General Addition Rule
Topic 15: Conditional Probability, Expected Value, and Strategy
in
Sports
CCLS
standards
Interpreting Categorical and Quantitative Data
Summarize, represent, and interpret data on two categorical
and quantitative variables.
 Summarize categorical data for two categories in two-way
frequency tables. Interpret relative frequencies in the
content of the data (including joint, marginal, and
conditional relative frequencies). Recognize possible
associations and trends in the data.
Conditional Probability and the Rules of Probability
Understand independence and conditional probability and
use them to interpret data
 Construct and interpret two-way frequency tables of data
when two categories are associated with each object being
classified. Use the two-way table as a sample space to
decide if events are independent and to approximate
conditional probabilities.
Use the rules of probability to compute probabilities of
compound events in a uniform probability model
 Apply the Addition Rule, P(A or B) = P(A) + P(B) – P(A and
B), and interpret the answer in terms of the model.
Homework 2
General Addition Rule
Name: ____________________________
Probability & Statistics
Date: _____
CW/HW#70
1. In the 2010 – 2011 regular season, fans at Chicago Bulls games won a
free Big Mac if the Bulls scored at least 100 points. The two-way
table below summarizes the outcomes of each of the Bulls’ 41 home
games and whether or not the fans got a free Big Mac.
Suppose that we randomly select one Bulls home game in 2010 – 2011.
a. What is the probability that a fan at the game witnessed a win and
got a free Big Mac?
b. Interpret the probability that you calculated in part (a).
If a fan were to attend lots and lots of Bulls home games, then
the Bulls would ____ and the fan would win a ______ about
_____% of the time.
c. What is the probability that a fan at the game witnessed a win or
got a free Big Mac?
d. What is the probability that a fan at the game neither witnessed a
win nor got a free Big Mac?
General Addition Rule
2. In the 1953 season, pitcher Robin Roberts of the Philadelphia Phillies
was one of the best pitchers in baseball.
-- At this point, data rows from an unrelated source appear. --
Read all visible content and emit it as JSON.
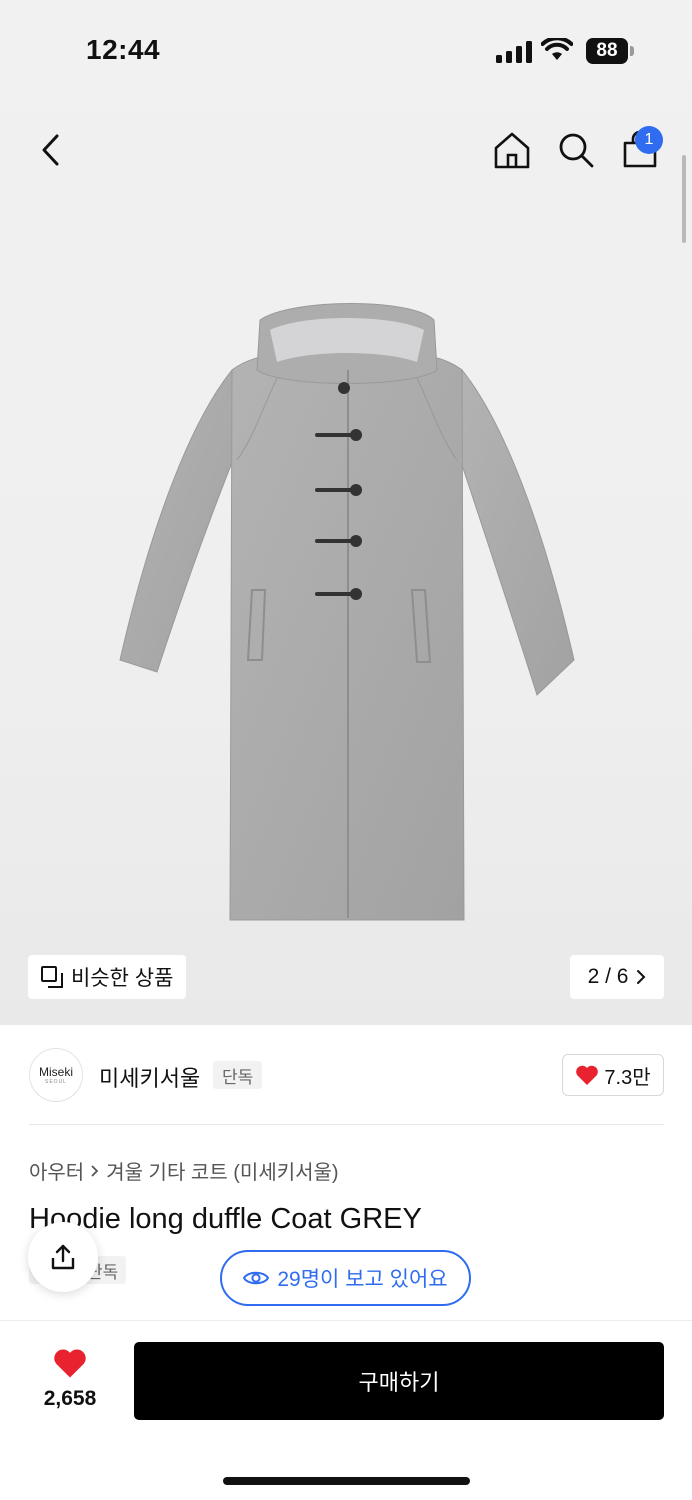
{
  "status_bar": {
    "time": "12:44",
    "battery": "88"
  },
  "header": {
    "back_icon": "chevron-left-icon",
    "home_icon": "home-icon",
    "search_icon": "search-icon",
    "cart_icon": "shopping-bag-icon",
    "cart_count": "1"
  },
  "gallery": {
    "similar_label": "비슷한 상품",
    "page_indicator": "2 / 6"
  },
  "brand": {
    "logo_text": "Miseki",
    "logo_sub": "SEOUL",
    "name": "미세키서울",
    "tag": "단독",
    "like_count": "7.3만"
  },
  "product": {
    "breadcrumb": [
      "아우터",
      "겨울 기타 코트 (미세키서울)"
    ],
    "title": "Hoodie long duffle Coat GREY",
    "tag": "단독",
    "viewers_text": "29명이 보고 있어요"
  },
  "bottom": {
    "wish_count": "2,658",
    "buy_label": "구매하기"
  },
  "colors": {
    "accent": "#2f6cf0",
    "heart": "#e8232f",
    "buy_button": "#000000"
  }
}
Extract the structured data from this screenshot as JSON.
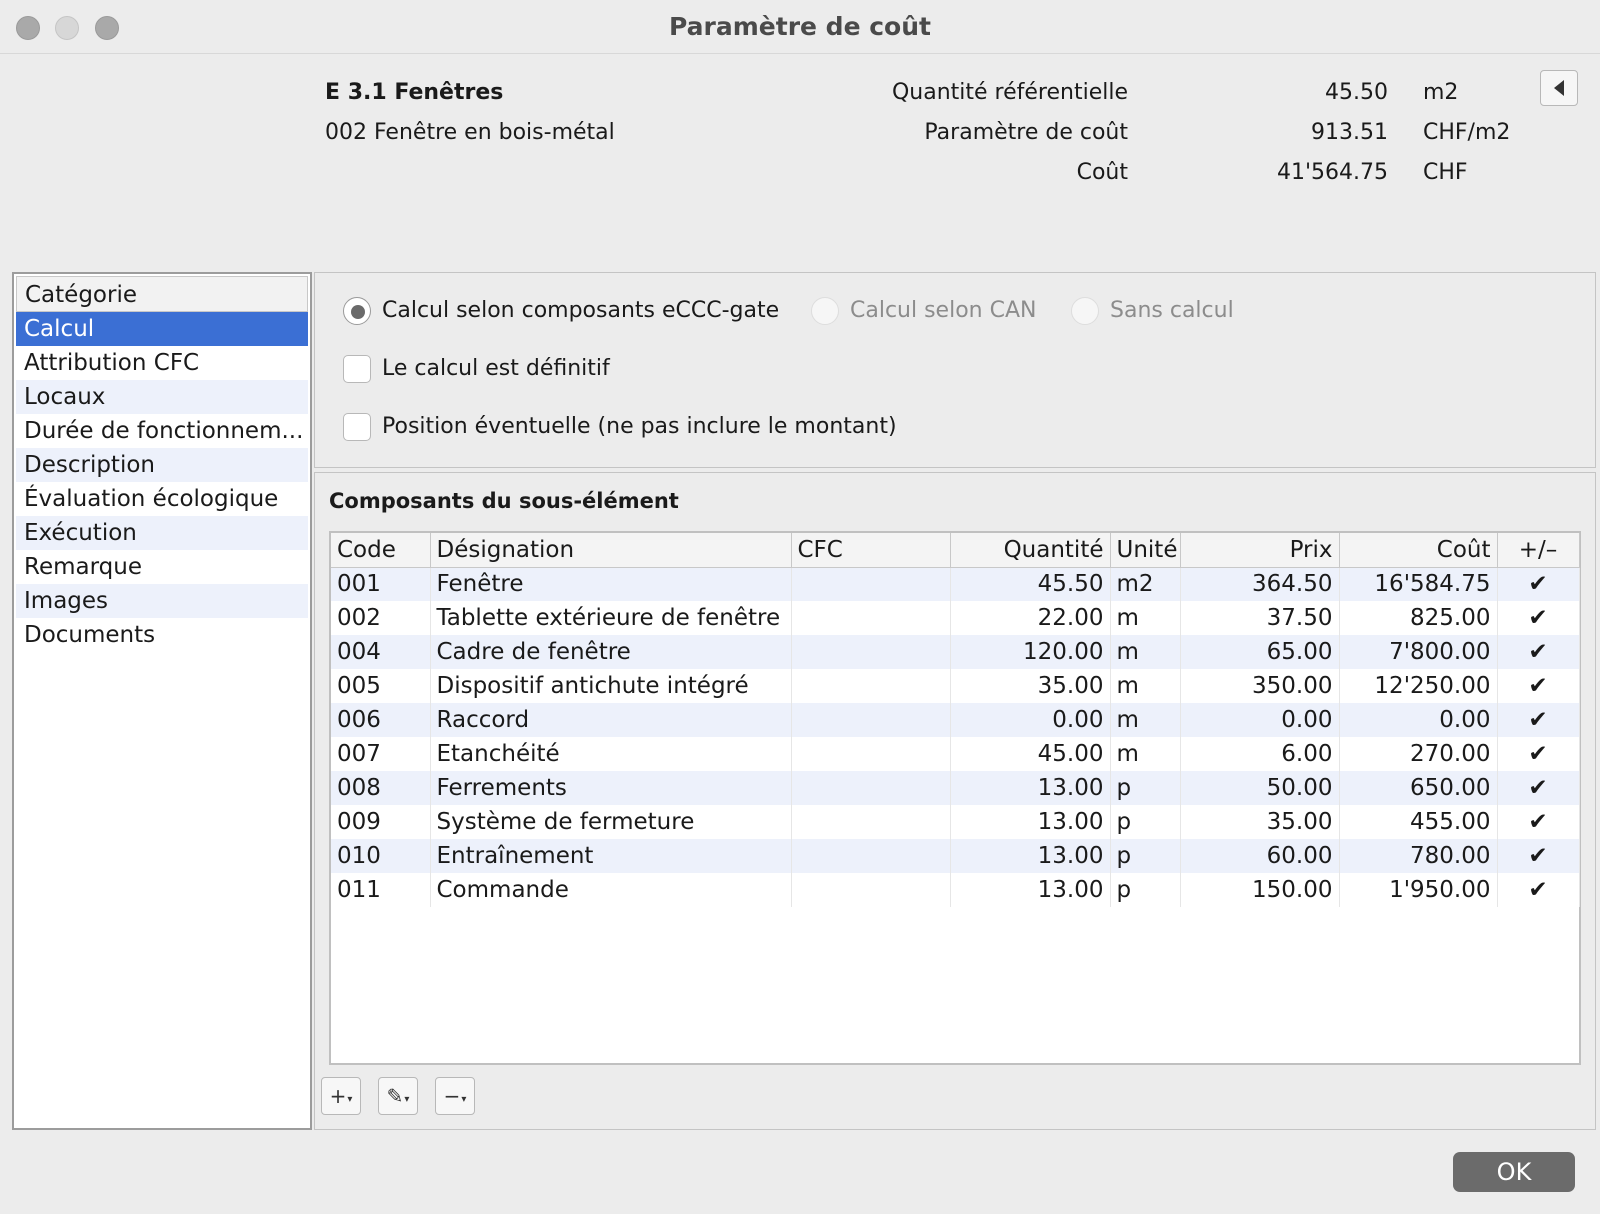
{
  "window": {
    "title": "Paramètre de coût"
  },
  "header": {
    "element_code": "E 3.1 Fenêtres",
    "sub_element": "002 Fenêtre en bois-métal",
    "metrics": [
      {
        "label": "Quantité référentielle",
        "value": "45.50",
        "unit": "m2"
      },
      {
        "label": "Paramètre de coût",
        "value": "913.51",
        "unit": "CHF/m2"
      },
      {
        "label": "Coût",
        "value": "41'564.75",
        "unit": "CHF"
      }
    ]
  },
  "sidebar": {
    "header": "Catégorie",
    "items": [
      {
        "label": "Calcul"
      },
      {
        "label": "Attribution CFC"
      },
      {
        "label": "Locaux"
      },
      {
        "label": "Durée de fonctionnem..."
      },
      {
        "label": "Description"
      },
      {
        "label": "Évaluation écologique"
      },
      {
        "label": "Exécution"
      },
      {
        "label": "Remarque"
      },
      {
        "label": "Images"
      },
      {
        "label": "Documents"
      }
    ],
    "selected": "Calcul"
  },
  "options": {
    "radios": [
      {
        "label": "Calcul selon composants eCCC-gate",
        "checked": true
      },
      {
        "label": "Calcul selon CAN",
        "checked": false
      },
      {
        "label": "Sans calcul",
        "checked": false
      }
    ],
    "checkboxes": [
      {
        "label": "Le calcul est définitif",
        "checked": false
      },
      {
        "label": "Position éventuelle (ne pas inclure le montant)",
        "checked": false
      }
    ]
  },
  "components": {
    "title": "Composants du sous-élément",
    "columns": [
      "Code",
      "Désignation",
      "CFC",
      "Quantité",
      "Unité",
      "Prix",
      "Coût",
      "+/–"
    ],
    "rows": [
      {
        "code": "001",
        "designation": "Fenêtre",
        "cfc": "",
        "quantite": "45.50",
        "unite": "m2",
        "prix": "364.50",
        "cout": "16'584.75",
        "check": "✔"
      },
      {
        "code": "002",
        "designation": "Tablette extérieure de fenêtre",
        "cfc": "",
        "quantite": "22.00",
        "unite": "m",
        "prix": "37.50",
        "cout": "825.00",
        "check": "✔"
      },
      {
        "code": "004",
        "designation": "Cadre de fenêtre",
        "cfc": "",
        "quantite": "120.00",
        "unite": "m",
        "prix": "65.00",
        "cout": "7'800.00",
        "check": "✔"
      },
      {
        "code": "005",
        "designation": "Dispositif antichute intégré",
        "cfc": "",
        "quantite": "35.00",
        "unite": "m",
        "prix": "350.00",
        "cout": "12'250.00",
        "check": "✔"
      },
      {
        "code": "006",
        "designation": "Raccord",
        "cfc": "",
        "quantite": "0.00",
        "unite": "m",
        "prix": "0.00",
        "cout": "0.00",
        "check": "✔"
      },
      {
        "code": "007",
        "designation": "Etanchéité",
        "cfc": "",
        "quantite": "45.00",
        "unite": "m",
        "prix": "6.00",
        "cout": "270.00",
        "check": "✔"
      },
      {
        "code": "008",
        "designation": "Ferrements",
        "cfc": "",
        "quantite": "13.00",
        "unite": "p",
        "prix": "50.00",
        "cout": "650.00",
        "check": "✔"
      },
      {
        "code": "009",
        "designation": "Système de fermeture",
        "cfc": "",
        "quantite": "13.00",
        "unite": "p",
        "prix": "35.00",
        "cout": "455.00",
        "check": "✔"
      },
      {
        "code": "010",
        "designation": "Entraînement",
        "cfc": "",
        "quantite": "13.00",
        "unite": "p",
        "prix": "60.00",
        "cout": "780.00",
        "check": "✔"
      },
      {
        "code": "011",
        "designation": "Commande",
        "cfc": "",
        "quantite": "13.00",
        "unite": "p",
        "prix": "150.00",
        "cout": "1'950.00",
        "check": "✔"
      }
    ]
  },
  "toolbar": {
    "add_icon": "+",
    "edit_icon": "✎",
    "remove_icon": "−",
    "dropdown_caret": "▾"
  },
  "footer": {
    "ok_label": "OK"
  },
  "icons": {
    "collapse": "triangle-left-icon"
  },
  "colors": {
    "selection": "#3b6fd4",
    "row_alt": "#edf1fb",
    "ok_button": "#6b6b6b"
  }
}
He started 40 games and
had a quality start (QS) in 27 of them. A quality start for a pitcher is
any game where he throws at least 6 innings and gives up at most 3
earned runs. The table below shows the Phillies’ outcome for each of
his 40 starts and whether or not Roberts had a quality start.
a. Create a two-way table to summarize the results of Roberts’s
starts.
b. If you were to randomly select one of the games that Roberts
started, what is the probability that he had a quality start or that
his team won the game?